Review: (Toronto / Theatre) Of Shapes Transformed By Love
Photo by Jonathan Harvey
Misshapen chaos of well-seeming forms Full of sound and fury; signifying nothing
by Lisa McKeown
Written and directed by Kyle Capstick, Of Shapes Transformed by Love is described in the programme as a show that grew out of three separate monologues. Inspired by a colleague who advised him that "if ever you're writing a show and it wants to be bigger, don't be afraid to let it, " Capstick turned the monologues into a play.
And it's too bad that he did, because what came out was the most incredibly confused, inchoate, and pretentious piece of theatre I've had the misfortune to sit through in a very long time. The programme claims boldly that this play is about "the intersection of permission to love and love as permission." In fact, it's more at the intersection of a Greek myth, Game of Thrones, and a contemporary soap-opera. And that's if you manage to make sense of anything that is happening on stage. This is hard to do, because in no way does the show provide a sense of the context or the world of the characters such that any sense can be made of their actions, nor do we have any idea of what the stakes of those actions might be.

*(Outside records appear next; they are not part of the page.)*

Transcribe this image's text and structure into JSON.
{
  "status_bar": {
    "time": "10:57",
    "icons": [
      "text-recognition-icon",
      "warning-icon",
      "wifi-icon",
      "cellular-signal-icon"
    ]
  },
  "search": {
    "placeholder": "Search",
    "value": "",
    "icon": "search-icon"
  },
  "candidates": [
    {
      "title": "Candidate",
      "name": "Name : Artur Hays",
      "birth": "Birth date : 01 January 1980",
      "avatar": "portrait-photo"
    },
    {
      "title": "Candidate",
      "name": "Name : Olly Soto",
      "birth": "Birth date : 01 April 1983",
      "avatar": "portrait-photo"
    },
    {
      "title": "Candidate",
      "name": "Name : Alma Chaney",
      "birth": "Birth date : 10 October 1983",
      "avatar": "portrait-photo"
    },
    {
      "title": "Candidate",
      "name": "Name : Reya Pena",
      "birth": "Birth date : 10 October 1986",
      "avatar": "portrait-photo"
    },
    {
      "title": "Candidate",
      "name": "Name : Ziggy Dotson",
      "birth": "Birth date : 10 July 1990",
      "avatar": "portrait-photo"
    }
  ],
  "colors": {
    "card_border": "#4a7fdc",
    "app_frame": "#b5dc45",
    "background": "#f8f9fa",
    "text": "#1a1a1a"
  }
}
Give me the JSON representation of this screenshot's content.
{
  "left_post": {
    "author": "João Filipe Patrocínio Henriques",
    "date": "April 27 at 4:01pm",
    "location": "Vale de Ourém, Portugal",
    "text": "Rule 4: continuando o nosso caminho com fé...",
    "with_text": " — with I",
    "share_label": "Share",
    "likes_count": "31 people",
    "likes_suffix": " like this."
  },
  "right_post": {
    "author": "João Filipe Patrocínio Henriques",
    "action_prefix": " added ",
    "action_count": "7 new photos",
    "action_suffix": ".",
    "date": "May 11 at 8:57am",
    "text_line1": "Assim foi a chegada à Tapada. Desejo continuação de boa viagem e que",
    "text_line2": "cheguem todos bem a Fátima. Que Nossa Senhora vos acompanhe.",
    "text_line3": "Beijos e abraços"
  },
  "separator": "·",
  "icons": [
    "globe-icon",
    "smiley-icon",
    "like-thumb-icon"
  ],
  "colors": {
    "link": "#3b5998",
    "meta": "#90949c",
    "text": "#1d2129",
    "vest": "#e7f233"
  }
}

Let me try to boil this down to the major plot points to give you a sense of what I'm talking about: the play opens with a woman who is waiting for her lover on the spot she was standing on when he left, who is on a voyage of some kind, and who has been gone for an indefinite period of time. She refuses to believe her lover is dead, because his body was never recovered, and when some people try to forcibly remove her, they find they can't because she's become a tree.
Then we see two lovers by the tree, a scene which quickly turns dark when the man rapes the woman and tells her that she's ruined and will have to marry him. She asks the chaplain for protection from her rapist, but the chaplain then warns the rapist about her, and the rapist tricks the woman into looking like she's attempting to murder him so that she gets arrested and sentenced to death. It turns out she's pregnant, so they wait until she has her baby, then they try to burn her at the stake. The tree protects her by blowing out the fire, until she turns into a magpie.
Flash to the son who is now a young boy, and who receives a slingshot for his birthday. During his practicing, he accidentally kills his magpie-mother, and the rapist retreats in grief. We then see the son grown up, with a lover of his own. And at first, we think that he's abusing her, but then we learn that she's actually abusing him. Then, she wants him to cut her heart out, but he can't, and then she turns into some sort of insect who is promptly stepped on by a new man entering the scene.
The same man (it's unclear who he is) is then depicted with his trans friend, helping her to put on makeup. They have a discussion in which it comes out that this man's ex calls her 'mutt', due to the fact that she has a penis. He then writes 'mutt' on her face, and then offering to cut off her penis, because he loves her. The ex turns up, and she attacks him and accuses him of calling her a 'mutt' and asks him to cut off her penis (gently). So he starts to but then she turns into a shower of leaves.
And this is meant to be a show about love and permission? This is actually not just a ridiculous claim but in fact deeply worrisome, because there isn't a trace of anything resembling a healthy, loving relationship (or permission for that matter) in the entire play, giving me pause and making me question if the creator of this show has an inkling of what love is. There is some vague thread of transformation here, and some possible link to the Metamorphosis, but exactly what the show is saying about that escapes me. What is more clear is that this show is about rape, abuse, and transgression. It's about people who are caught in unhealthy relationships, based in lust, obsession, and revenge. Which are important topics too, and worthy of exploration, but such an exploration requires sensitivity, and a depth of insight into human relationships that this show simply does not have. It also requires a rape trigger warning (so consider this your official warning, because the show certainly doesn't provide one, one of just many glaring errors in judgement in this entire production.)
Some of the actors definitely provided a bit of relief to my internal wailing and gnashing of teeth: Brittany Robinson, Andrew Pimento and Amie Marie Wallace all managed to imbue the script with a dash of authenticity and stage presence that was a welcome breath of air amidst the mire of melodrama and confusion. The set and lighting design by Joe Pagnan was gorgeous: the set was primarily a circular wooden stage lit almost entirely by hanging candles. It should also be emphasized that the play is set on an outdoor stage, though the stage itself is protected by the canopy. They also provide you with blankets to shield you from the cold (but not, unfortunately, the play).